Building a deck takes careful planning and there are a number of steps to consider long before the post holes are dug and the deck’s foundation is established.
First things first. Visit your city hall’s building department. Tell them you’re interested in building a deck and find out what the procedures are to begin the process. Not all villages are the same, so don’t make any assumptions until you’re up to speed on your village’s building code requirements.
Keep in mind that you’re adding a structure to the foundation of your home, so your home’s tax assessment may go up since a deck is looked at as additional living space. The bright side is that your home’s value should increase, too.
Oak, Cedar, Redwood, pressure treated lumber or composite decking? There are plenty of good choices. Deciding the deck’s layout or selecting a set of plans requires careful thought. Home centers like Menards offer a variety of deck plans and styles. These plans come with comprehensive, easy-to-follow instructions as well as a materials list.
Don’t skimp on a good set of tools. A miter saw, circular saw, drill-driver or impact driver are indispensable. Menards’ new 18 volt MasterForce™ line with FlexPower™ technology allows you to choose any combination of battery power and performance. NiCad or lithium-ion, these cordless power tools are designed to work off either platform. Add with the 18V quick charge and, regardless of battery type, you’re at full power in 60 minutes, ready to tackle the next project.
A miter saw and stand are what’s needed for cutting the deck planks. The circular saw is the go to tool for cutting the ends of the planks once they’re fastened in place. What’s nice about an impact driver is that all the tool’s force or torque is channeled to the deck screws or lag bolts, not your wrist or forearm.

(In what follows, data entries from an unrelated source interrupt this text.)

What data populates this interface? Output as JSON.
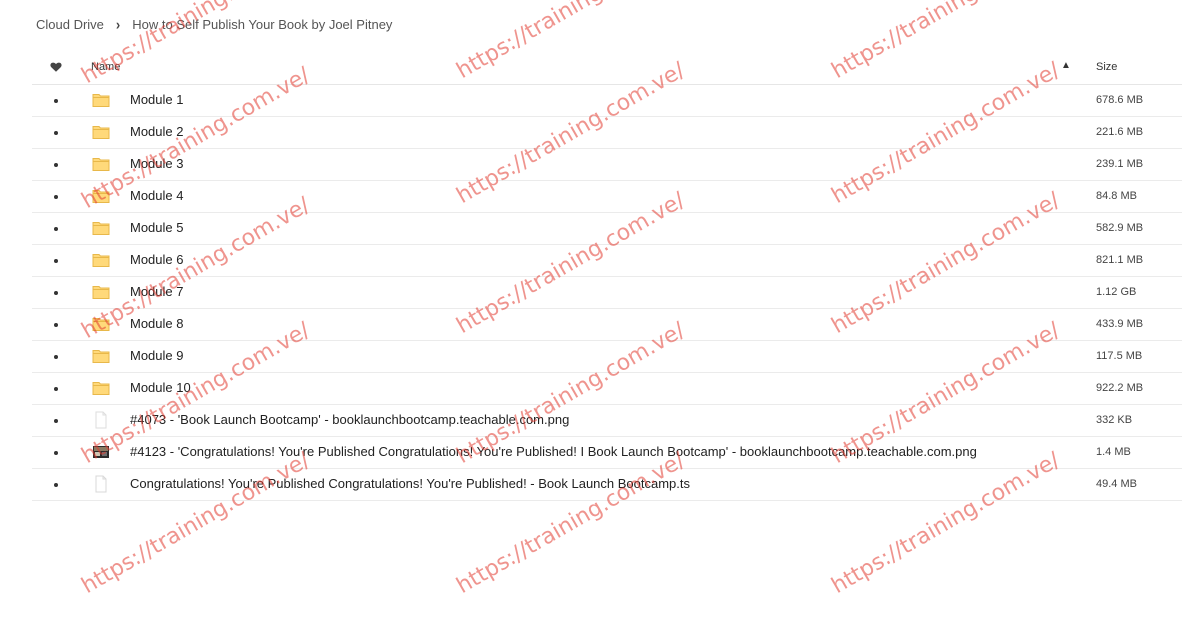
{
  "breadcrumb": {
    "root": "Cloud Drive",
    "separator": "›",
    "current": "How to Self Publish Your Book by Joel Pitney"
  },
  "table": {
    "header": {
      "name": "Name",
      "size": "Size",
      "sort_icon": "chevron-up-icon",
      "fav_icon": "heart-icon"
    },
    "rows": [
      {
        "type": "folder",
        "name": "Module 1",
        "size": "678.6 MB"
      },
      {
        "type": "folder",
        "name": "Module 2",
        "size": "221.6 MB"
      },
      {
        "type": "folder",
        "name": "Module 3",
        "size": "239.1 MB"
      },
      {
        "type": "folder",
        "name": "Module 4",
        "size": "84.8 MB"
      },
      {
        "type": "folder",
        "name": "Module 5",
        "size": "582.9 MB"
      },
      {
        "type": "folder",
        "name": "Module 6",
        "size": "821.1 MB"
      },
      {
        "type": "folder",
        "name": "Module 7",
        "size": "1.12 GB"
      },
      {
        "type": "folder",
        "name": "Module 8",
        "size": "433.9 MB"
      },
      {
        "type": "folder",
        "name": "Module 9",
        "size": "117.5 MB"
      },
      {
        "type": "folder",
        "name": "Module 10",
        "size": "922.2 MB"
      },
      {
        "type": "image-blank",
        "name": "#4073 - 'Book Launch Bootcamp' - booklaunchbootcamp.teachable.com.png",
        "size": "332 KB"
      },
      {
        "type": "image-thumb",
        "name": "#4123 - 'Congratulations! You're Published Congratulations! You're Published! I Book Launch Bootcamp' - booklaunchbootcamp.teachable.com.png",
        "size": "1.4 MB"
      },
      {
        "type": "file",
        "name": "Congratulations! You're Published Congratulations! You're Published! - Book Launch Bootcamp.ts",
        "size": "49.4 MB"
      }
    ]
  },
  "watermark": {
    "text": "https://training.com.ve/",
    "color": "#e23c32"
  },
  "colors": {
    "folder_fill": "#ffd97a",
    "folder_stroke": "#e8b84a",
    "divider": "#ebebeb"
  }
}
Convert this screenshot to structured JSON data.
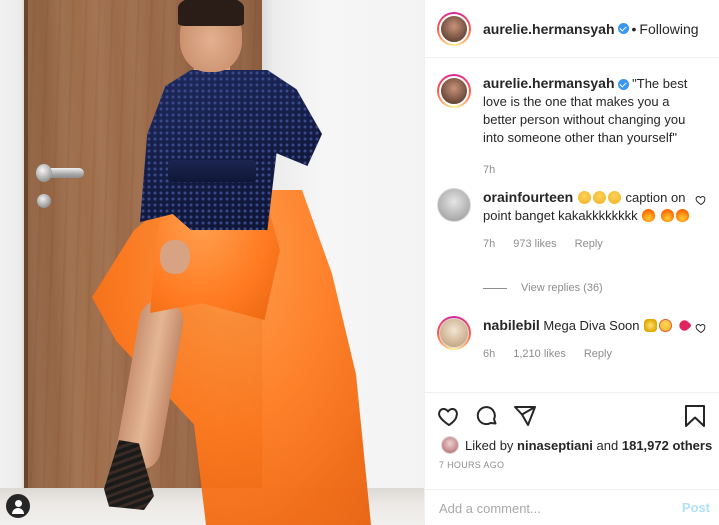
{
  "header": {
    "username": "aurelie.hermansyah",
    "separator": "•",
    "follow_status": "Following"
  },
  "caption": {
    "username": "aurelie.hermansyah",
    "text": "\"The best love is the one that makes you a better person without changing you into someone other than yourself\"",
    "time": "7h"
  },
  "comments": [
    {
      "username": "orainfourteen",
      "text_before": "",
      "text_mid": " caption on point banget kakakkkkkkkk ",
      "time": "7h",
      "likes": "973 likes",
      "reply": "Reply",
      "view_replies": "View replies (36)"
    },
    {
      "username": "nabilebil",
      "text_mid": " Mega Diva Soon",
      "time": "6h",
      "likes": "1,210 likes",
      "reply": "Reply"
    }
  ],
  "likes": {
    "prefix": "Liked by",
    "user": "ninaseptiani",
    "middle": "and",
    "count": "181,972 others"
  },
  "posted_ago": "7 HOURS AGO",
  "comment_box": {
    "placeholder": "Add a comment...",
    "post_label": "Post"
  },
  "icons": {
    "like": "heart-icon",
    "comment": "comment-icon",
    "share": "share-icon",
    "save": "bookmark-icon",
    "tag": "user-tag-icon",
    "verified": "verified-badge-icon"
  },
  "colors": {
    "verified": "#3897f0",
    "post_disabled": "#b2dffc",
    "muted": "#8e8e8e",
    "text": "#262626"
  }
}
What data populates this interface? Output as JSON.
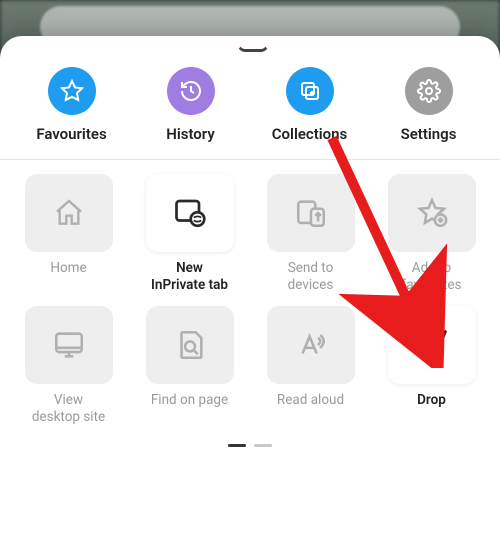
{
  "colors": {
    "favourites": "#1e9cf0",
    "history": "#9f7de2",
    "collections": "#1e9cf0",
    "settings": "#9e9e9e"
  },
  "quick": {
    "favourites": "Favourites",
    "history": "History",
    "collections": "Collections",
    "settings": "Settings"
  },
  "tiles": {
    "home": "Home",
    "newInprivate": "New\nInPrivate tab",
    "sendDevices": "Send to\ndevices",
    "addFavourites": "Add to\nfavourites",
    "viewDesktop": "View\ndesktop site",
    "findOnPage": "Find on page",
    "readAloud": "Read aloud",
    "drop": "Drop"
  }
}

The MasterForce impact driver has 800 in. lbs of torque with up to 2,700 blows per minute (bpm), plenty of power to drive fasteners all day.
When it comes time for buying deck screws, choose galvanized or stainless ones for rust resistance.

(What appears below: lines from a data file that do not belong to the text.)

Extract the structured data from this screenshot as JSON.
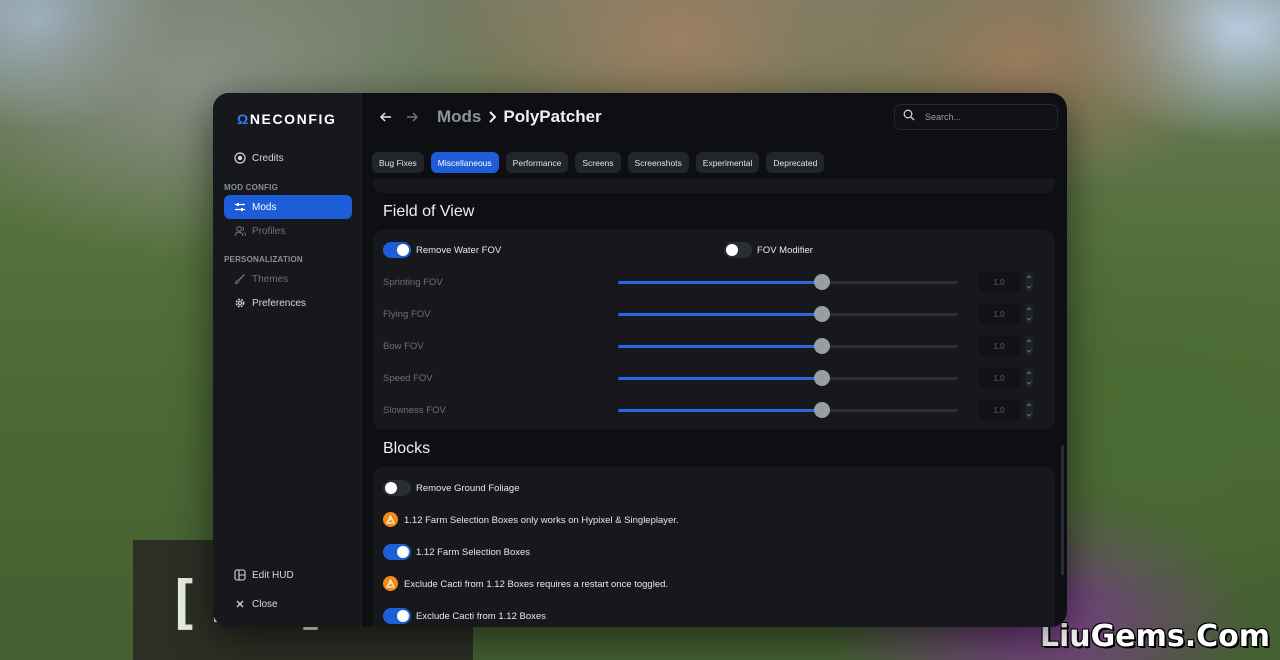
{
  "background": {
    "block_text": "[F ] ",
    "watermark": "LiuGems.Com"
  },
  "sidebar": {
    "logo_prefix": "Ω",
    "logo_rest": "NECONFIG",
    "credits": "Credits",
    "mod_config_heading": "MOD CONFIG",
    "mods": "Mods",
    "profiles": "Profiles",
    "personalization_heading": "PERSONALIZATION",
    "themes": "Themes",
    "preferences": "Preferences",
    "edit_hud": "Edit HUD",
    "close": "Close"
  },
  "header": {
    "crumb_parent": "Mods",
    "crumb_current": "PolyPatcher",
    "search_placeholder": "Search..."
  },
  "tabs": [
    {
      "label": "Bug Fixes",
      "active": false
    },
    {
      "label": "Miscellaneous",
      "active": true
    },
    {
      "label": "Performance",
      "active": false
    },
    {
      "label": "Screens",
      "active": false
    },
    {
      "label": "Screenshots",
      "active": false
    },
    {
      "label": "Experimental",
      "active": false
    },
    {
      "label": "Deprecated",
      "active": false
    }
  ],
  "fov_section": {
    "title": "Field of View",
    "remove_water_fov": {
      "label": "Remove Water FOV",
      "on": true
    },
    "fov_modifier": {
      "label": "FOV Modifier",
      "on": false
    },
    "sliders": [
      {
        "label": "Sprinting FOV",
        "value": "1.0",
        "fraction": 0.6
      },
      {
        "label": "Flying FOV",
        "value": "1.0",
        "fraction": 0.6
      },
      {
        "label": "Bow FOV",
        "value": "1.0",
        "fraction": 0.6
      },
      {
        "label": "Speed FOV",
        "value": "1.0",
        "fraction": 0.6
      },
      {
        "label": "Slowness FOV",
        "value": "1.0",
        "fraction": 0.6
      }
    ]
  },
  "blocks_section": {
    "title": "Blocks",
    "remove_ground_foliage": {
      "label": "Remove Ground Foliage",
      "on": false
    },
    "warning_farm": "1.12 Farm Selection Boxes only works on Hypixel & Singleplayer.",
    "farm_selection_boxes": {
      "label": "1.12 Farm Selection Boxes",
      "on": true
    },
    "warning_cacti": "Exclude Cacti from 1.12 Boxes requires a restart once toggled.",
    "exclude_cacti": {
      "label": "Exclude Cacti from 1.12 Boxes",
      "on": true
    }
  },
  "colors": {
    "accent": "#1d5ed8",
    "window_bg": "#0d0f12",
    "card_bg": "#16181c",
    "warning": "#f08a1b"
  },
  "icons": [
    "credits-icon",
    "mods-sliders-icon",
    "profiles-icon",
    "themes-brush-icon",
    "preferences-gear-icon",
    "edit-hud-icon",
    "close-icon",
    "back-arrow-icon",
    "forward-arrow-icon",
    "chevron-right-icon",
    "search-icon",
    "warning-icon"
  ]
}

Building a deck is not a weekend warrior project. More realistically, from start to finish, the project may take six to eight weeks. It takes time and careful planning, but before you know it you’ll be in your favorite deck chair sipping an iced tea and marveling at its completion.